- water colors
- magnifying glasses
- measuring tape
- reference guides
I have found that three key things have led to my children’s success with nature journaling:
1. Establish a routine
Whenever we teach our children a new skill or practice, routine is important to establish good habits. I have found that using our journals regularly (i.e. 2-3 times a week) has helped entrench good behaviors.
Simply beginning each journal entry the same way sets the tone for the observations that will follow. I’ve kept it really simple with my seven and five year olds by asking them to start each entry with the date and weather.
Subsequently, we accumulate energy to record our observations.
To begin, we established that each observation sketch should last between 2 and 4 minutes and should be labeled. As they gain more experience, they are encouraged to add more details. I found that my oldest son naturally tended to want to do more.
- what is the season
- time of the day
- components of the habitat you are in
A routine can also be established by having children choose a special place to which they return regularly to record their observations.
2. Treasure hunt
It’s important that your first attempts at nature journaling are very specific.
Until your children get into the rhythm of drawing from their own discoveries, this will provide much-needed structure for their nature excursions. By making your first excursions task-oriented, they will feel like a scavenger hunt.
Soon all new discoveries will feel like treasures!
- three different leaves
- two different birds
- how many things live in a tree
- two different mushrooms
- interesting cloud shapes
- two colorful living beings
- natural patterns
- that is making noise
Remember: Searching for any species of plant or mushroom is prohibited in provincial parks.
3. Explore nature with your children
Never underestimate the impact of your example.
By exploring with your children and cultivating a spirit of adventure, you set the stage for success. She shares her own observation with his children, even consider journaling with them.
Instead, be receptive and aware of your child’s enthusiasm for his own observation. Let your kids feel like their finds are interesting (even if it’s the third shiny rock they show you that day). By sharing the excitement of discovery, you can encourage your child to continue exploring.
Nature is everywhere!
Ontario’s parks are home to some of the most beautiful and inspiring landscapes in the country, but nature is everywhere.
We may think that it is necessary to travel “into nature”, but in reality it is only necessary to get to your own backyard. In fact, you could live in a tall building in the middle of the city and still experience nature.

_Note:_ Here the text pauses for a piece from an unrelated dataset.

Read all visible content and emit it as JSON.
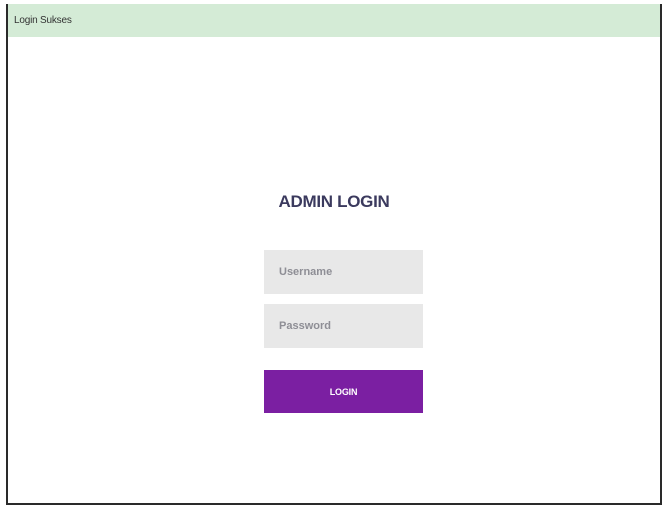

Look and listen, stop and observe, make it a habit!
There is a lot to study, even in the smallest spaces. Small eyes, focused on the little things, can often open up a wide world of adventures.